Stored entries:
BEGIN
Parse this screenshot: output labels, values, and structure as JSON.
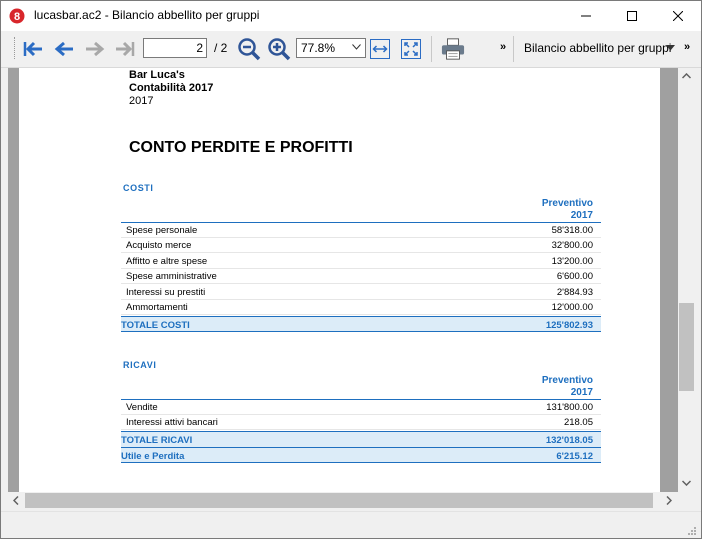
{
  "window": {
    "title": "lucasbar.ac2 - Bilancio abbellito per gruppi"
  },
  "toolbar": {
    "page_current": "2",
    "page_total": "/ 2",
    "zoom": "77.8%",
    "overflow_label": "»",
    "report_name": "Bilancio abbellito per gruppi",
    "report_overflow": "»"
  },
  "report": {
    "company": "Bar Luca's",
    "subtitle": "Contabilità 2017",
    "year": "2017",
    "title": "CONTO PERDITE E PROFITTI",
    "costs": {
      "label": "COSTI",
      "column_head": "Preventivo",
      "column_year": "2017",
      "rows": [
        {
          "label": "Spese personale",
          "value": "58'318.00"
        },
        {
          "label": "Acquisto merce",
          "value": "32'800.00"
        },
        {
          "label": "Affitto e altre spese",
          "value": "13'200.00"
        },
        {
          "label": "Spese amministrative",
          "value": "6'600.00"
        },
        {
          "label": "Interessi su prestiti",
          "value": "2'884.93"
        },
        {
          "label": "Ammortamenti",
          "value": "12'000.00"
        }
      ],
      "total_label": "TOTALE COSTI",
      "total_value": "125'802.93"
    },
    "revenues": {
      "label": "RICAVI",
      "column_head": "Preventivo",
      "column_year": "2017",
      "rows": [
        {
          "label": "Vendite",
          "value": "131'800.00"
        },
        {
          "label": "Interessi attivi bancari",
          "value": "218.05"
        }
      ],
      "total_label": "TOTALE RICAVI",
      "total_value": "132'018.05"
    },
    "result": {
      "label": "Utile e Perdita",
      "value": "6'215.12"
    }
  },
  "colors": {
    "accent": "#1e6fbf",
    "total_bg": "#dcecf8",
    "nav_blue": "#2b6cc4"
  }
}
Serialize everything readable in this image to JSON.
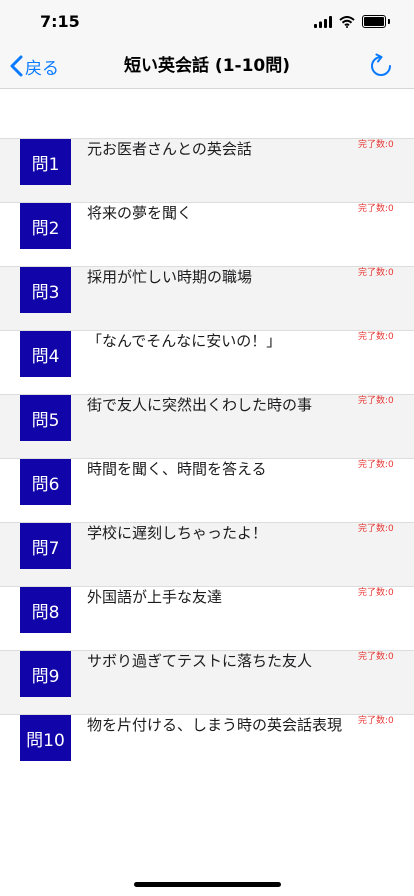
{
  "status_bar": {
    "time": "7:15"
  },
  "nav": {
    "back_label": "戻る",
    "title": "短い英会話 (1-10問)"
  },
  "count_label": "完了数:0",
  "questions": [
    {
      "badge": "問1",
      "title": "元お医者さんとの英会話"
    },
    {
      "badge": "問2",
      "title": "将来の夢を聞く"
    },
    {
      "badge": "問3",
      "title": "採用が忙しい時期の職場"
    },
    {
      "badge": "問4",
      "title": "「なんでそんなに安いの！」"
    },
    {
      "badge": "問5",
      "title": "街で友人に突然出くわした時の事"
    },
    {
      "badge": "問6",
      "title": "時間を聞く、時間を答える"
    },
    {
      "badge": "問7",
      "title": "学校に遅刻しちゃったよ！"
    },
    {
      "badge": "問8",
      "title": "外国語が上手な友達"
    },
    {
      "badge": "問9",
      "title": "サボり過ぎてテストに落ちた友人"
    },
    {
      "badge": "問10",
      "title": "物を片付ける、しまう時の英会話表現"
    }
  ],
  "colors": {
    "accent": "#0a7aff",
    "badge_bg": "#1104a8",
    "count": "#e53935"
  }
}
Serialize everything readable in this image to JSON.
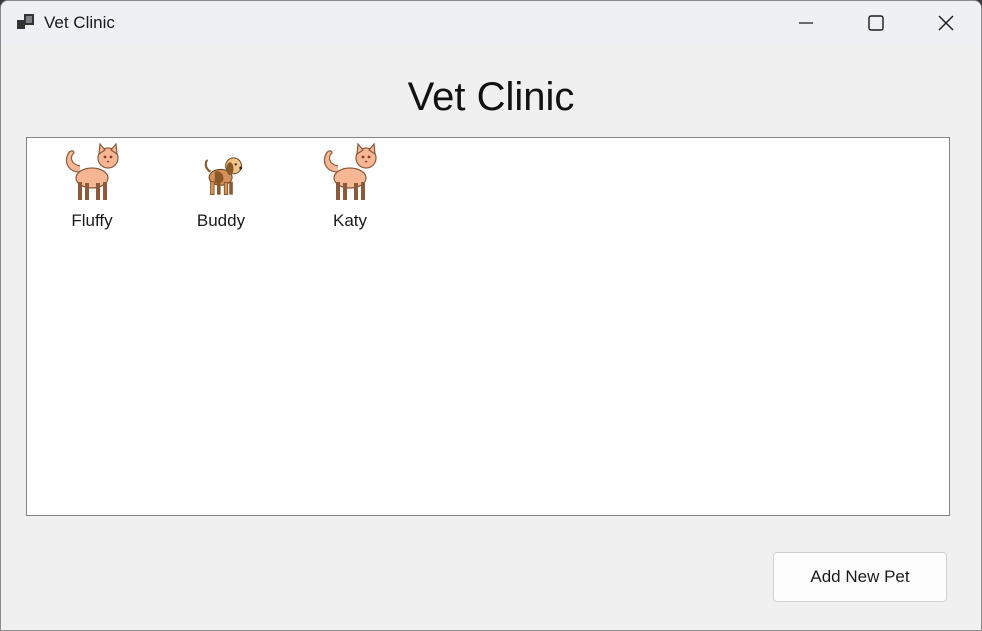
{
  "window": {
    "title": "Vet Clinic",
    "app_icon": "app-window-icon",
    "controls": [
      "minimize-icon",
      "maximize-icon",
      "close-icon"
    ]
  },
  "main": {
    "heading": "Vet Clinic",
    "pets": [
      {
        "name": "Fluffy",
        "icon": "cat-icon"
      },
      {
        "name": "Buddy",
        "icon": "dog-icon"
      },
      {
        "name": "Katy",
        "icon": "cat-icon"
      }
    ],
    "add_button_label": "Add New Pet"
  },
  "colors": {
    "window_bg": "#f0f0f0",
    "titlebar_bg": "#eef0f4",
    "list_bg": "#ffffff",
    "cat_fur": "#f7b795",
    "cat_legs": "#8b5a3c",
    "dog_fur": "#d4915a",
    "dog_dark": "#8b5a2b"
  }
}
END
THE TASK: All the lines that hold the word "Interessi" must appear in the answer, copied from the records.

YOUR RESPONSE:
          "label": "Interessi su prestiti",
          "label": "Interessi attivi bancari",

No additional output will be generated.